But the big money remains in SAP's on-premises ERP systems, which run many of the world's largest companies and aren't going anywhere anytime soon. SAP has started rolling out a series of specialized SaaS applications, including the CRM-themed Sales on Demand, that it is positioning as extensions to on-premise implementations.
At Sapphire, SAP needs to offer customers more clarity on when and how the software should be adopted, and pricing information wouldn't be a bad thing either, said Forrester Research analyst China Martens.
But SAP shops might also wonder where the divide is between what these extensions do and the features gained through regular product upgrades, for which they already pay handsome annual fees. It will be up to SAP to start making that distinction.
Hullabaloo about HANA
If SAP CTO and executive board member Vishal Sikka has a favorite topic these days, it's the in-memory database technology that powers SAP's new HANA (High Performance Analytic Appliance). Sikka and other SAP executives have exercised little restraint in touting HANA's performance and cost advantages over other databases. But the product remains in its infancy, and a series of specialized analytic applications that will run on top of it are only now starting to be released.
"I'm hoping they do a good job of forecasting the road map [for HANA], and take the hype out of it," said Bridgette Chambers, CEO of the Americas' SAP Users Group (ASUG), which is co-locating its conference at Sapphire. Chambers especially wants SAP to show how customers will be able to save money with the technology.
SAP may also use Sapphire to discuss its broader database plans, given the additional products it gained through the Sybase acquisition. For one, the company is expected to eventually port the Business Suite to Sybase ASE (Adaptive Server Enterprise), a move that could potentially save significant money for customers now running Oracle. Sapphire show-goers might receive a sneak peek of this scenario as well as HANA running the Business Suite, although the latter seems less likely.
What about the installed base?
As with any software vendor, sometimes it seems like user event keynotes, with their emphasis on new and upcoming products and strategies, resonate most with the media, analysts, and the customers who are the most aggressive about new product adoption.
"There are a lot of SAP customers who are a lot more cautious about what they're rolling out, and they're not even on the latest release," Reed said. "Will they have news that speaks to the installed base, and that doesn't involve opening their wallet to a lot of new initiatives?" This group is "sensitive to having hype-y stuff foisted on them, especially stuff that's not included in their licenses," he added.
Chambers echoed the idea. "There's a place for all that," she said. "You've got to have a platform, a stage for telling people why you're going to be relevant tomorrow. But they've got customers that invest millions of dollars in their software. It's important that they balance it with a connection to today."
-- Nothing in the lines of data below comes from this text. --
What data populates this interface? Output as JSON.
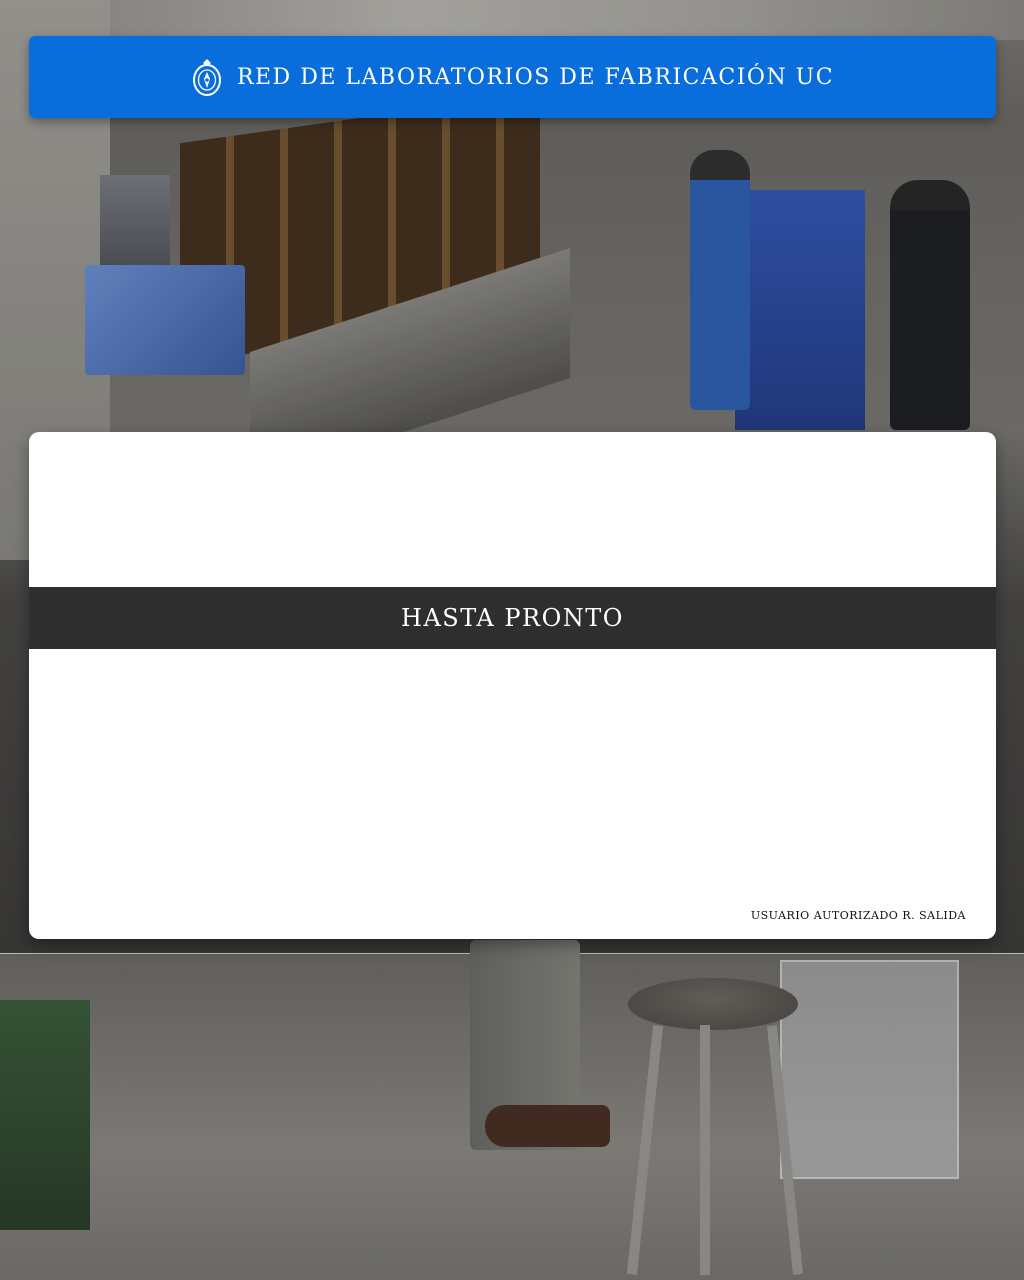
{
  "header": {
    "logo_icon": "university-seal-icon",
    "title": "RED DE LABORATORIOS DE FABRICACIÓN UC",
    "color": "#0a6ddc"
  },
  "card": {
    "banner": "HASTA PRONTO",
    "banner_color": "#2e2e2e",
    "status": "USUARIO AUTORIZADO R. SALIDA"
  }
}
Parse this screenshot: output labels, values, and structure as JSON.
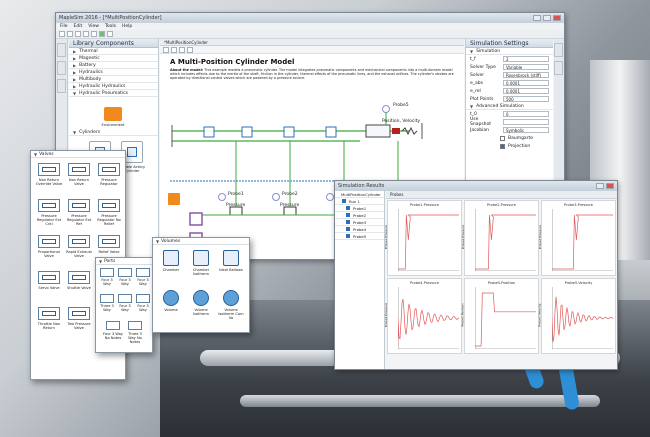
{
  "main_window": {
    "title": "MapleSim 2016 - [*MultiPositionCylinder]",
    "menus": [
      "File",
      "Edit",
      "View",
      "Tools",
      "Help"
    ],
    "tab_label": "*MultiPositionCylinder"
  },
  "library": {
    "header": "Library Components",
    "categories": [
      "Thermal",
      "Magnetic",
      "Battery",
      "Hydraulics",
      "Multibody",
      "Hydraulic Hydraulics",
      "Hydraulic Pneumatics"
    ],
    "environment_label": "Environment",
    "cylinders_label": "Cylinders",
    "cylinder_items": [
      "Bellows",
      "Double Acting Cylinder"
    ]
  },
  "model": {
    "title": "A Multi-Position Cylinder Model",
    "about_label": "About the model:",
    "about_text": "This example models a pneumatic cylinder. The model integrates pneumatic components and mechanical components into a multi-domain model which includes effects due to the inertia of the shaft, friction in the cylinder, thermal effects of the pneumatic lines, and the exhaust orifices. The cylinder's strokes are operated by directional control valves which are powered by a pressure source.",
    "probe5": {
      "name": "Probe5",
      "readout": "Position, Velocity"
    },
    "probes": [
      {
        "name": "Probe1",
        "readout": "Pressure"
      },
      {
        "name": "Probe2",
        "readout": "Pressure"
      },
      {
        "name": "Probe3",
        "readout": "Pressure"
      },
      {
        "name": "Probe4",
        "readout": "Pressure"
      }
    ]
  },
  "settings": {
    "header": "Simulation Settings",
    "simulation_label": "Simulation",
    "rows": [
      {
        "label": "t_f",
        "value": "2"
      },
      {
        "label": "Solver Type",
        "value": "Variable"
      },
      {
        "label": "Solver",
        "value": "Rosenbrock (stiff)"
      },
      {
        "label": "e_abs",
        "value": "0.0001"
      },
      {
        "label": "e_rel",
        "value": "0.0001"
      },
      {
        "label": "Plot Points",
        "value": "500"
      }
    ],
    "advanced_label": "Advanced Simulation",
    "t0_label": "t_0",
    "t0_value": "0",
    "snapshot_label": "Use Snapshot",
    "jacobian_label": "Jacobian",
    "jacobian_value": "Symbolic",
    "checks": [
      "Baumgarte",
      "Projection"
    ]
  },
  "valves_palette": {
    "title": "Valves",
    "items": [
      "Non Return Override Valve",
      "Non Return Valve",
      "Pressure Regulator",
      "Pressure Regulator Ext Cntl",
      "Pressure Regulator Ext Ref",
      "Pressure Regulator No Relief",
      "Proportional Valve",
      "Rapid Exhaust Valve",
      "Relief Valve",
      "Servo Valve",
      "Shuttle Valve",
      "Soft Start Valve",
      "Throttle Non Return",
      "Two Pressure Valve",
      "Variable Nozzle"
    ],
    "dcv_labels": [
      "DCV 3 2 Open",
      "DCV 3 2 Closed",
      "DCV 5 2",
      "DCV 5 3 Open"
    ]
  },
  "volumes_palette": {
    "title": "Volumes",
    "items": [
      "Chamber",
      "Chamber Isotherm",
      "Ideal Bellows",
      "Volume",
      "Volume Isotherm",
      "Volume Isotherm Com Vo"
    ]
  },
  "ports_palette": {
    "title": "Ports",
    "items": [
      "Four 3 Way",
      "Four 3 Way",
      "Four 3 Way",
      "Three 3 Way",
      "Four 3 Way",
      "Four 3 Way"
    ],
    "bottom_items": [
      "Four 3 Way No Notes",
      "Three 3 Way No Notes"
    ]
  },
  "results": {
    "title": "Simulation Results",
    "tab_label": "Probes",
    "tree_items": [
      "MultiPositionCylinder",
      "Run 1",
      "Probe1",
      "Probe2",
      "Probe3",
      "Probe4",
      "Probe5"
    ],
    "plots": [
      {
        "title": "Probe1.Pressure",
        "ylabel": "Probe1.Pressure"
      },
      {
        "title": "Probe2.Pressure",
        "ylabel": "Probe2.Pressure"
      },
      {
        "title": "Probe3.Pressure",
        "ylabel": "Probe3.Pressure"
      },
      {
        "title": "Probe4.Pressure",
        "ylabel": "Probe4.Pressure"
      },
      {
        "title": "Probe5.Position",
        "ylabel": "Probe5.Position"
      },
      {
        "title": "Probe5.Velocity",
        "ylabel": "Probe5.Velocity"
      }
    ]
  },
  "colors": {
    "accent": "#2d6fb8",
    "plot_line": "#e05a5a",
    "probe": "#8a8fd6",
    "hydraulic_line": "#3cab3c"
  },
  "icons": [
    "gear-icon",
    "probe-icon",
    "valve-icon",
    "chamber-icon"
  ]
}
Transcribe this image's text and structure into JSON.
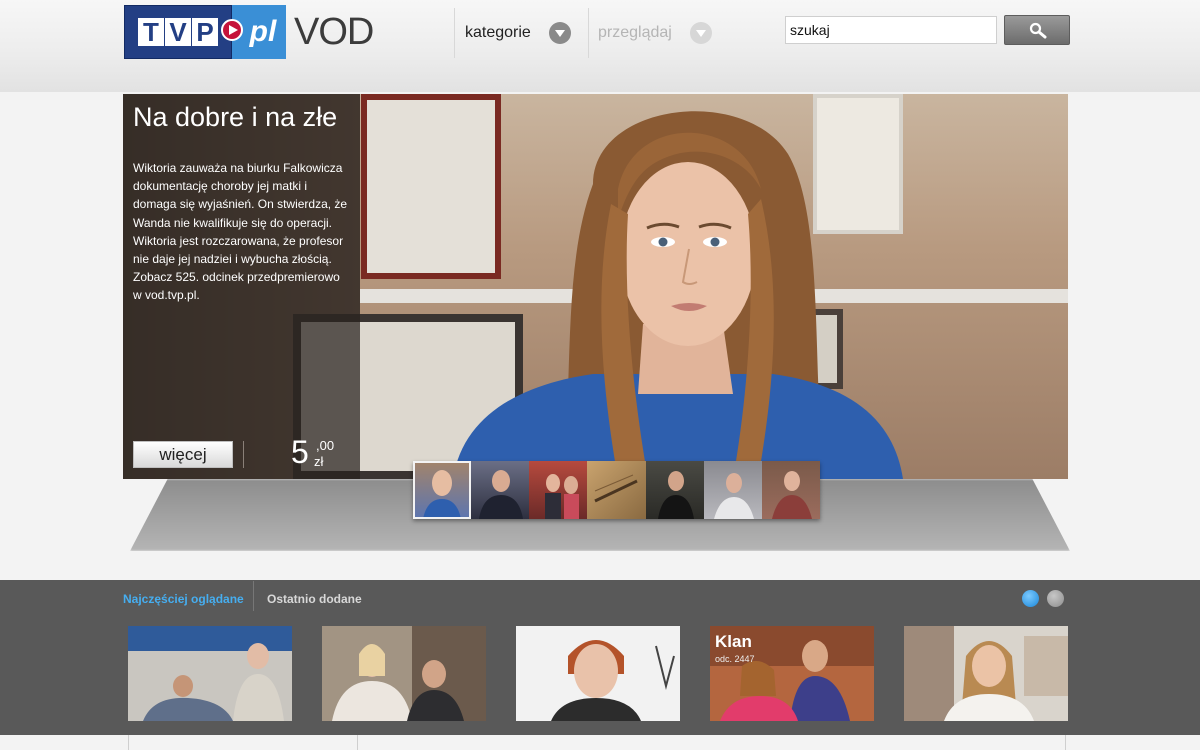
{
  "header": {
    "logo": {
      "tvp": "TVP",
      "pl": "pl",
      "vod": "VOD"
    },
    "nav": [
      {
        "label": "kategorie",
        "disabled": false
      },
      {
        "label": "przeglądaj",
        "disabled": true
      }
    ],
    "search": {
      "value": "szukaj"
    }
  },
  "hero": {
    "title": "Na dobre i na złe",
    "description": "Wiktoria zauważa na biurku Falkowicza dokumentację choroby jej matki i domaga się wyjaśnień. On stwierdza, że Wanda nie kwalifikuje się do operacji. Wiktoria jest rozczarowana, że profesor nie daje jej nadziei i wybucha złością. Zobacz 525. odcinek przedpremierowo w vod.tvp.pl.",
    "more_label": "więcej",
    "price": {
      "integer": "5",
      "decimal": ",00",
      "currency": "zł"
    },
    "thumbnail_count": 7,
    "active_thumbnail": 1
  },
  "bottom": {
    "tabs": [
      {
        "label": "Najczęściej oglądane",
        "active": true
      },
      {
        "label": "Ostatnio dodane",
        "active": false
      }
    ],
    "pager": {
      "pages": 2,
      "active": 1
    },
    "cards": [
      {
        "title": "",
        "subtitle": ""
      },
      {
        "title": "",
        "subtitle": ""
      },
      {
        "title": "",
        "subtitle": ""
      },
      {
        "title": "Klan",
        "subtitle": "odc. 2447"
      },
      {
        "title": "",
        "subtitle": ""
      }
    ]
  },
  "colors": {
    "tvp_blue": "#233f84",
    "pl_blue": "#3a8fd6",
    "active_tab": "#46aef0",
    "bottom_bg": "#595959"
  }
}
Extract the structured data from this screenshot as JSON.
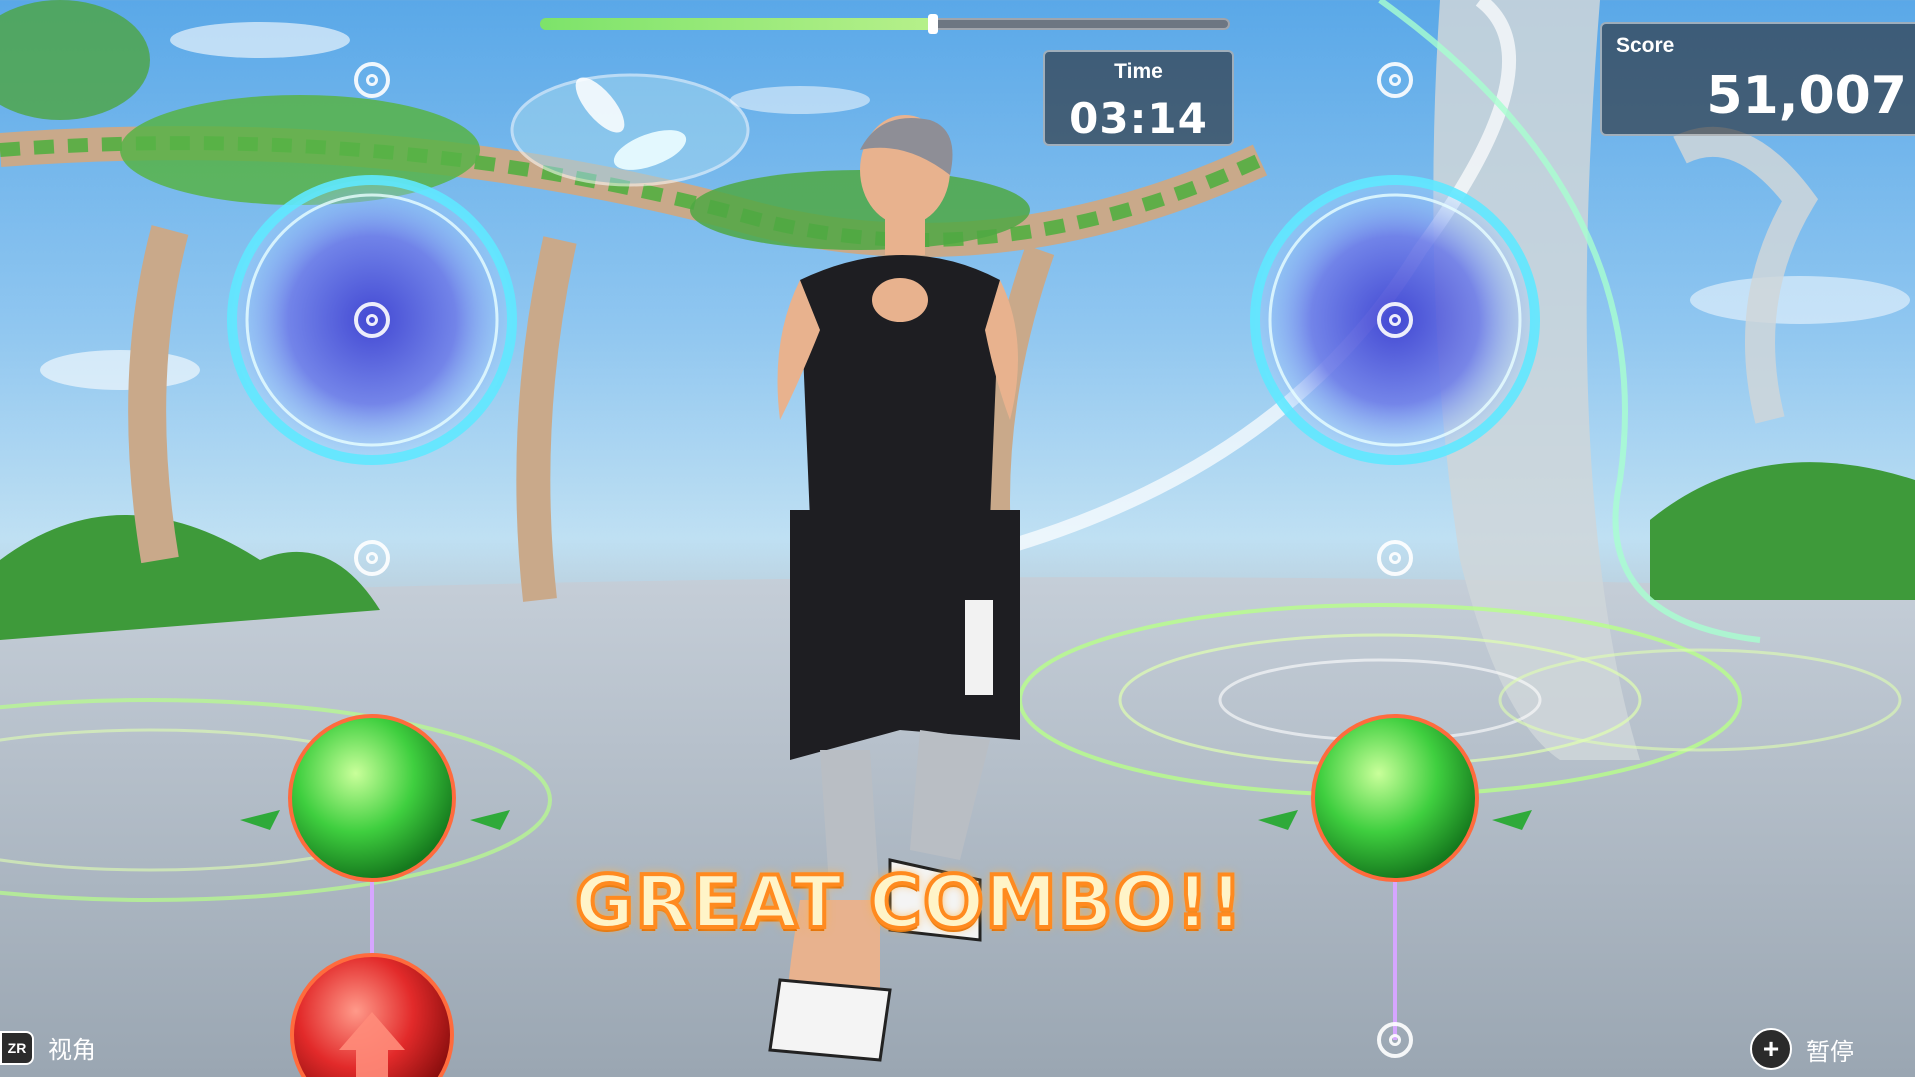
{
  "hud": {
    "progress": 0.57,
    "time_label": "Time",
    "time_value": "03:14",
    "score_label": "Score",
    "score_value": "51,007"
  },
  "feedback": {
    "combo_text": "GREAT COMBO!!"
  },
  "controls": {
    "camera_button": "ZR",
    "camera_label": "视角",
    "pause_button": "+",
    "pause_label": "暂停"
  },
  "colors": {
    "sky": "#5aa8e8",
    "ring_glow": "#5fe8ff",
    "green_orb": "#37c33e",
    "red_orb": "#e02a2a",
    "combo_stroke": "#ff8a1f"
  }
}
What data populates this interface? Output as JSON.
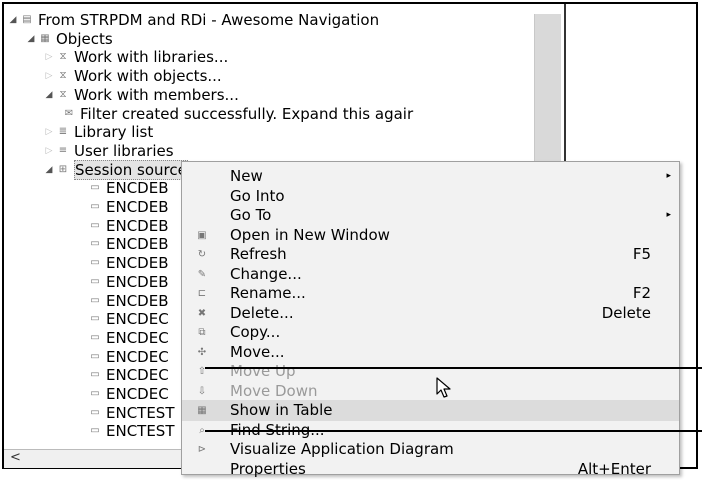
{
  "tree": {
    "rows": [
      {
        "label": "From STRPDM and RDi - Awesome Navigation",
        "expanded": true,
        "icon": "connection-icon"
      },
      {
        "label": "Objects",
        "expanded": true,
        "icon": "filter-pool-icon"
      },
      {
        "label": "Work with libraries...",
        "expanded": false,
        "icon": "filter-icon"
      },
      {
        "label": "Work with objects...",
        "expanded": false,
        "icon": "filter-icon"
      },
      {
        "label": "Work with members...",
        "expanded": true,
        "icon": "filter-icon"
      },
      {
        "label": "Filter created successfully. Expand this agair",
        "expanded": null,
        "icon": "message-icon"
      },
      {
        "label": "Library list",
        "expanded": false,
        "icon": "library-list-icon"
      },
      {
        "label": "User libraries",
        "expanded": false,
        "icon": "user-libraries-icon"
      },
      {
        "label": "Session source",
        "expanded": true,
        "icon": "session-source-icon"
      }
    ],
    "members": [
      "ENCDEB",
      "ENCDEB",
      "ENCDEB",
      "ENCDEB",
      "ENCDEB",
      "ENCDEB",
      "ENCDEB",
      "ENCDEC",
      "ENCDEC",
      "ENCDEC",
      "ENCDEC",
      "ENCDEC",
      "ENCTEST",
      "ENCTEST",
      "ENCTEST",
      "ENCTEST"
    ],
    "scroll_left_glyph": "<"
  },
  "context_menu": {
    "items": [
      {
        "label": "New",
        "shortcut": "",
        "submenu": true,
        "disabled": false,
        "icon": ""
      },
      {
        "label": "Go Into",
        "shortcut": "",
        "submenu": false,
        "disabled": false,
        "icon": ""
      },
      {
        "label": "Go To",
        "shortcut": "",
        "submenu": true,
        "disabled": false,
        "icon": ""
      },
      {
        "label": "Open in New Window",
        "shortcut": "",
        "submenu": false,
        "disabled": false,
        "icon": "window-icon"
      },
      {
        "label": "Refresh",
        "shortcut": "F5",
        "submenu": false,
        "disabled": false,
        "icon": "refresh-icon"
      },
      {
        "label": "Change...",
        "shortcut": "",
        "submenu": false,
        "disabled": false,
        "icon": "change-icon"
      },
      {
        "label": "Rename...",
        "shortcut": "F2",
        "submenu": false,
        "disabled": false,
        "icon": "rename-icon"
      },
      {
        "label": "Delete...",
        "shortcut": "Delete",
        "submenu": false,
        "disabled": false,
        "icon": "delete-icon"
      },
      {
        "label": "Copy...",
        "shortcut": "",
        "submenu": false,
        "disabled": false,
        "icon": "copy-icon"
      },
      {
        "label": "Move...",
        "shortcut": "",
        "submenu": false,
        "disabled": false,
        "icon": "move-icon"
      },
      {
        "label": "Move Up",
        "shortcut": "",
        "submenu": false,
        "disabled": true,
        "icon": "move-up-icon"
      },
      {
        "label": "Move Down",
        "shortcut": "",
        "submenu": false,
        "disabled": true,
        "icon": "move-down-icon"
      },
      {
        "label": "Show in Table",
        "shortcut": "",
        "submenu": false,
        "disabled": false,
        "icon": "table-icon",
        "hover": true
      },
      {
        "label": "Find String...",
        "shortcut": "",
        "submenu": false,
        "disabled": false,
        "icon": "find-icon"
      },
      {
        "label": "Visualize Application Diagram",
        "shortcut": "",
        "submenu": false,
        "disabled": false,
        "icon": "diagram-icon"
      },
      {
        "label": "Properties",
        "shortcut": "Alt+Enter",
        "submenu": false,
        "disabled": false,
        "icon": ""
      }
    ],
    "submenu_glyph": "▸"
  },
  "icon_glyphs": {
    "connection-icon": "▤",
    "filter-pool-icon": "▦",
    "filter-icon": "⧖",
    "message-icon": "✉",
    "library-list-icon": "≣",
    "user-libraries-icon": "≡",
    "session-source-icon": "⊞",
    "member-icon": "▭",
    "window-icon": "▣",
    "refresh-icon": "↻",
    "change-icon": "✎",
    "rename-icon": "⊏",
    "delete-icon": "✖",
    "copy-icon": "⧉",
    "move-icon": "✣",
    "move-up-icon": "⇧",
    "move-down-icon": "⇩",
    "table-icon": "▦",
    "find-icon": "⌕",
    "diagram-icon": "⊳"
  }
}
For one, SAP would be wise to give some attention to its enhancement pack strategy for the Business Suite, Reed said. The packs were intended as a way for customers to get new functionality without the pain of a full upgrade, but in reality the process hasn't been smooth, and the packs themselves have experienced delays. Therefore, good news about the enhancement pack would likely go over well with the Sapphire crowd.